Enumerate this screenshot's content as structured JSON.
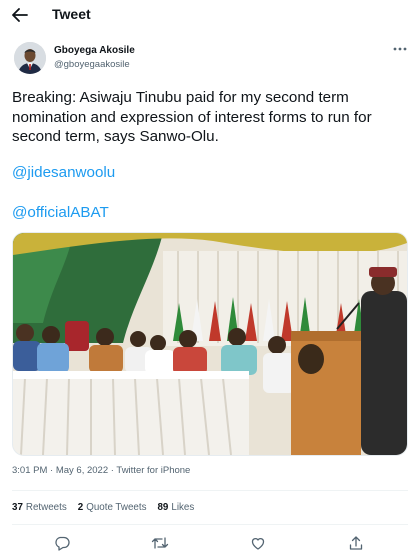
{
  "header": {
    "title": "Tweet",
    "back_icon": "arrow-left-icon"
  },
  "author": {
    "name": "Gboyega Akosile",
    "handle": "@gboyegaakosile",
    "more_icon": "more-options-icon"
  },
  "tweet": {
    "text": "Breaking: Asiwaju Tinubu paid for my second term nomination and expression of interest forms to run for second term, says Sanwo-Olu.",
    "mentions": [
      "@jidesanwoolu",
      "@officialABAT"
    ]
  },
  "media": {
    "alt": "photo"
  },
  "meta": {
    "time": "3:01 PM",
    "dot1": "·",
    "date": "May 6, 2022",
    "dot2": "·",
    "client": "Twitter for iPhone"
  },
  "stats": {
    "retweets_count": "37",
    "retweets_label": "Retweets",
    "quotes_count": "2",
    "quotes_label": "Quote Tweets",
    "likes_count": "89",
    "likes_label": "Likes"
  },
  "actions": [
    "reply-icon",
    "retweet-icon",
    "like-icon",
    "share-icon"
  ],
  "colors": {
    "link": "#1d9bf0",
    "text": "#0f1419",
    "muted": "#536471"
  }
}
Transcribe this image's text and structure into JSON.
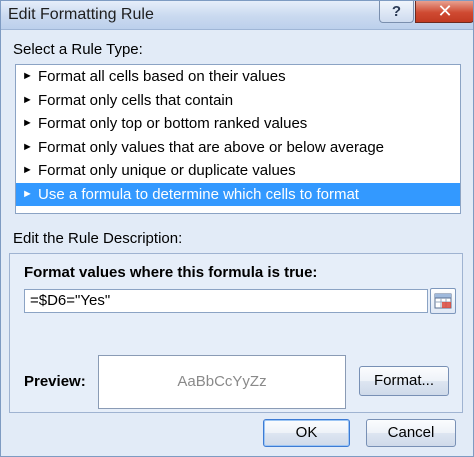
{
  "window": {
    "title": "Edit Formatting Rule",
    "help_label": "?",
    "close_label": "✕"
  },
  "rule_type": {
    "label": "Select a Rule Type:",
    "arrow": "►",
    "items": [
      {
        "label": "Format all cells based on their values",
        "selected": false
      },
      {
        "label": "Format only cells that contain",
        "selected": false
      },
      {
        "label": "Format only top or bottom ranked values",
        "selected": false
      },
      {
        "label": "Format only values that are above or below average",
        "selected": false
      },
      {
        "label": "Format only unique or duplicate values",
        "selected": false
      },
      {
        "label": "Use a formula to determine which cells to format",
        "selected": true
      }
    ]
  },
  "description": {
    "label": "Edit the Rule Description:",
    "formula_header": "Format values where this formula is true:",
    "formula_value": "=$D6=\"Yes\"",
    "collapse_icon": "range-select-icon",
    "preview_label": "Preview:",
    "preview_text": "AaBbCcYyZz",
    "format_button": "Format..."
  },
  "footer": {
    "ok_label": "OK",
    "cancel_label": "Cancel"
  }
}
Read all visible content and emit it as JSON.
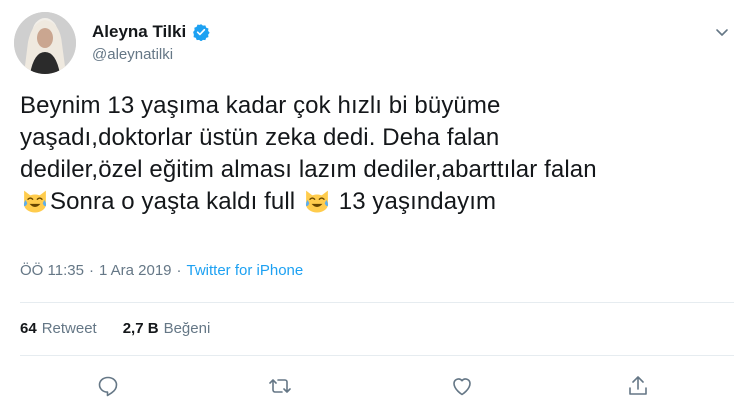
{
  "user": {
    "display_name": "Aleyna Tilki",
    "handle": "@aleynatilki",
    "verified": true,
    "accent": "#1da1f2"
  },
  "tweet": {
    "lines": [
      "Beynim 13 yaşıma kadar çok hızlı bi büyüme",
      "yaşadı,doktorlar üstün zeka dedi. Deha falan",
      "dediler,özel eğitim alması lazım dediler,abarttılar falan"
    ],
    "last_line": {
      "part1": "Sonra o yaşta kaldı full",
      "part2": "13 yaşındayım"
    },
    "emoji": "laughing-crying-cat-emoji"
  },
  "meta": {
    "time": "ÖÖ 11:35",
    "sep1": "·",
    "date": "1 Ara 2019",
    "sep2": "·",
    "source": "Twitter for iPhone"
  },
  "stats": {
    "retweet_count": "64",
    "retweet_label": "Retweet",
    "like_count": "2,7 B",
    "like_label": "Beğeni"
  },
  "actions": [
    "reply-icon",
    "retweet-icon",
    "like-icon",
    "share-icon"
  ],
  "colors": {
    "text": "#14171a",
    "muted": "#657786",
    "link": "#1da1f2",
    "divider": "#e6ecf0"
  }
}
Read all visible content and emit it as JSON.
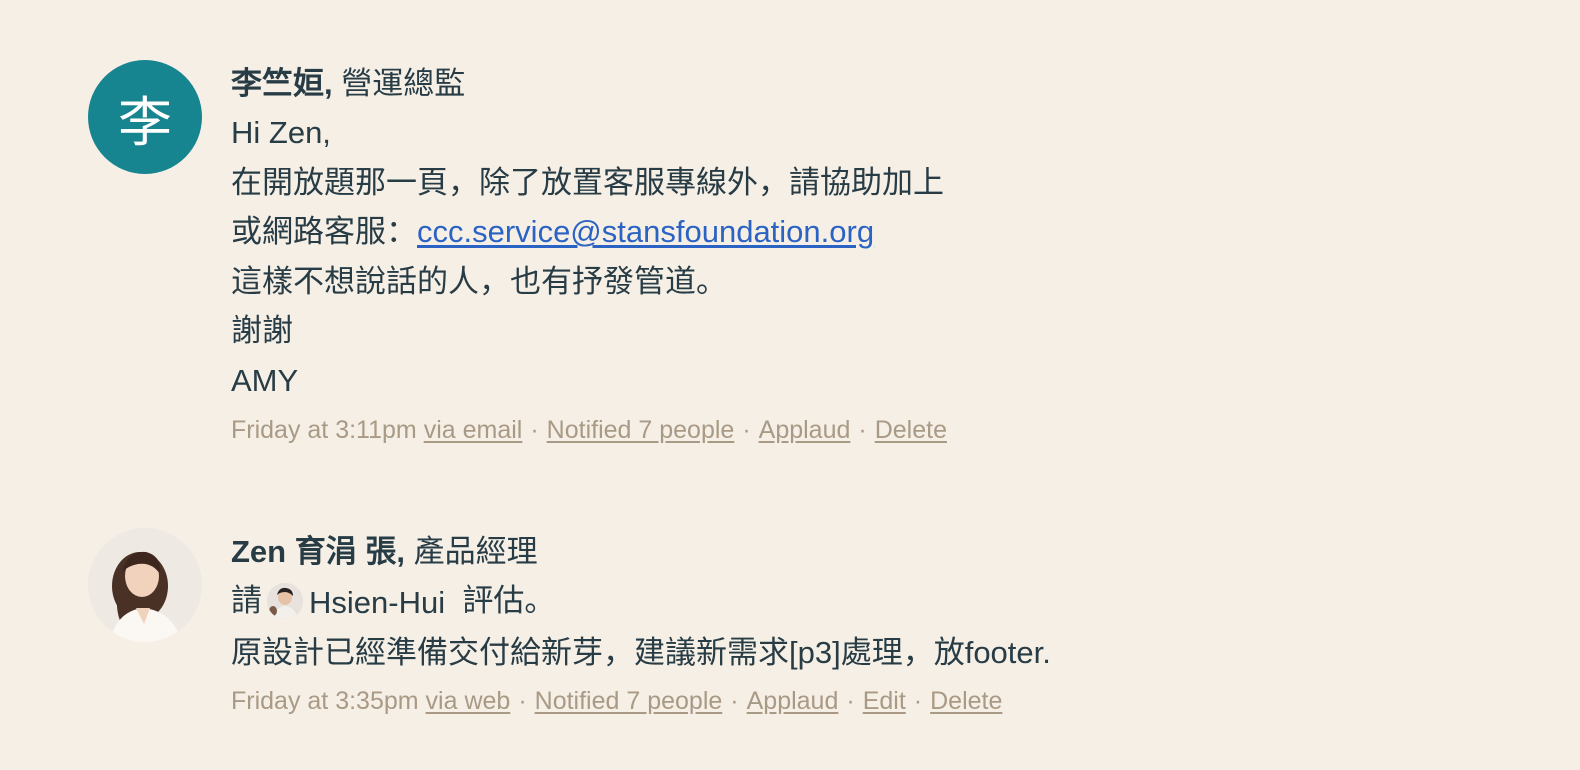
{
  "comments": [
    {
      "avatar_letter": "李",
      "author_name": "李竺姮,",
      "author_title": "營運總監",
      "lines": [
        "Hi Zen,",
        "在開放題那一頁，除了放置客服專線外，請協助加上",
        "或網路客服：",
        "這樣不想說話的人，也有抒發管道。",
        "謝謝",
        "AMY"
      ],
      "email_link": "ccc.service@stansfoundation.org",
      "meta": {
        "time": "Friday at 3:11pm",
        "via": "via email",
        "notified": "Notified 7 people",
        "applaud": "Applaud",
        "delete": "Delete"
      }
    },
    {
      "author_name": "Zen 育涓 張,",
      "author_title": "產品經理",
      "line1_prefix": "請",
      "mention_name": "Hsien-Hui",
      "line1_suffix": "評估。",
      "line2": "原設計已經準備交付給新芽，建議新需求[p3]處理，放footer.",
      "meta": {
        "time": "Friday at 3:35pm",
        "via": "via web",
        "notified": "Notified 7 people",
        "applaud": "Applaud",
        "edit": "Edit",
        "delete": "Delete"
      }
    }
  ],
  "icons": {
    "avatar_1": "letter-avatar",
    "avatar_2": "user-photo-avatar",
    "mention_avatar": "user-photo-avatar"
  },
  "colors": {
    "background": "#f6efe6",
    "text": "#283c46",
    "avatar_teal": "#178590",
    "link_blue": "#2a63c4",
    "meta_tan": "#a99a85"
  }
}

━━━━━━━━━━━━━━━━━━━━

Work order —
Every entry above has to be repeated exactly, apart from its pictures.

Reply to the task —
Enumerate this screenshot's content as structured JSON.
{
  "header": {
    "title": "Tweet",
    "back_icon": "arrow-left-icon"
  },
  "author": {
    "name": "Gboyega Akosile",
    "handle": "@gboyegaakosile",
    "more_icon": "more-options-icon"
  },
  "tweet": {
    "text": "Breaking: Asiwaju Tinubu paid for my second term nomination and expression of interest forms to run for second term, says Sanwo-Olu.",
    "mentions": [
      "@jidesanwoolu",
      "@officialABAT"
    ]
  },
  "media": {
    "alt": "photo"
  },
  "meta": {
    "time": "3:01 PM",
    "dot1": "·",
    "date": "May 6, 2022",
    "dot2": "·",
    "client": "Twitter for iPhone"
  },
  "stats": {
    "retweets_count": "37",
    "retweets_label": "Retweets",
    "quotes_count": "2",
    "quotes_label": "Quote Tweets",
    "likes_count": "89",
    "likes_label": "Likes"
  },
  "actions": [
    "reply-icon",
    "retweet-icon",
    "like-icon",
    "share-icon"
  ],
  "colors": {
    "link": "#1d9bf0",
    "text": "#0f1419",
    "muted": "#536471"
  }
}
Transcribe this image's text and structure into JSON.
{
  "window": {
    "title": "Edit Formatting Rule",
    "help_label": "?",
    "close_label": "✕"
  },
  "rule_type": {
    "label": "Select a Rule Type:",
    "arrow": "►",
    "items": [
      {
        "label": "Format all cells based on their values",
        "selected": false
      },
      {
        "label": "Format only cells that contain",
        "selected": false
      },
      {
        "label": "Format only top or bottom ranked values",
        "selected": false
      },
      {
        "label": "Format only values that are above or below average",
        "selected": false
      },
      {
        "label": "Format only unique or duplicate values",
        "selected": false
      },
      {
        "label": "Use a formula to determine which cells to format",
        "selected": true
      }
    ]
  },
  "description": {
    "label": "Edit the Rule Description:",
    "formula_header": "Format values where this formula is true:",
    "formula_value": "=$D6=\"Yes\"",
    "collapse_icon": "range-select-icon",
    "preview_label": "Preview:",
    "preview_text": "AaBbCcYyZz",
    "format_button": "Format..."
  },
  "footer": {
    "ok_label": "OK",
    "cancel_label": "Cancel"
  }
}
Read all visible content and emit it as JSON.
{
  "user": {
    "display_name": "Aleyna Tilki",
    "handle": "@aleynatilki",
    "verified": true,
    "accent": "#1da1f2"
  },
  "tweet": {
    "lines": [
      "Beynim 13 yaşıma kadar çok hızlı bi büyüme",
      "yaşadı,doktorlar üstün zeka dedi. Deha falan",
      "dediler,özel eğitim alması lazım dediler,abarttılar falan"
    ],
    "last_line": {
      "part1": "Sonra o yaşta kaldı full",
      "part2": "13 yaşındayım"
    },
    "emoji": "laughing-crying-cat-emoji"
  },
  "meta": {
    "time": "ÖÖ 11:35",
    "sep1": "·",
    "date": "1 Ara 2019",
    "sep2": "·",
    "source": "Twitter for iPhone"
  },
  "stats": {
    "retweet_count": "64",
    "retweet_label": "Retweet",
    "like_count": "2,7 B",
    "like_label": "Beğeni"
  },
  "actions": [
    "reply-icon",
    "retweet-icon",
    "like-icon",
    "share-icon"
  ],
  "colors": {
    "text": "#14171a",
    "muted": "#657786",
    "link": "#1da1f2",
    "divider": "#e6ecf0"
  }
}
Read all visible content and emit it as JSON.
{
  "comments": [
    {
      "avatar_letter": "李",
      "author_name": "李竺姮,",
      "author_title": "營運總監",
      "lines": [
        "Hi Zen,",
        "在開放題那一頁，除了放置客服專線外，請協助加上",
        "或網路客服：",
        "這樣不想說話的人，也有抒發管道。",
        "謝謝",
        "AMY"
      ],
      "email_link": "ccc.service@stansfoundation.org",
      "meta": {
        "time": "Friday at 3:11pm",
        "via": "via email",
        "notified": "Notified 7 people",
        "applaud": "Applaud",
        "delete": "Delete"
      }
    },
    {
      "author_name": "Zen 育涓 張,",
      "author_title": "產品經理",
      "line1_prefix": "請",
      "mention_name": "Hsien-Hui",
      "line1_suffix": "評估。",
      "line2": "原設計已經準備交付給新芽，建議新需求[p3]處理，放footer.",
      "meta": {
        "time": "Friday at 3:35pm",
        "via": "via web",
        "notified": "Notified 7 people",
        "applaud": "Applaud",
        "edit": "Edit",
        "delete": "Delete"
      }
    }
  ],
  "icons": {
    "avatar_1": "letter-avatar",
    "avatar_2": "user-photo-avatar",
    "mention_avatar": "user-photo-avatar"
  },
  "colors": {
    "background": "#f6efe6",
    "text": "#283c46",
    "avatar_teal": "#178590",
    "link_blue": "#2a63c4",
    "meta_tan": "#a99a85"
  }
}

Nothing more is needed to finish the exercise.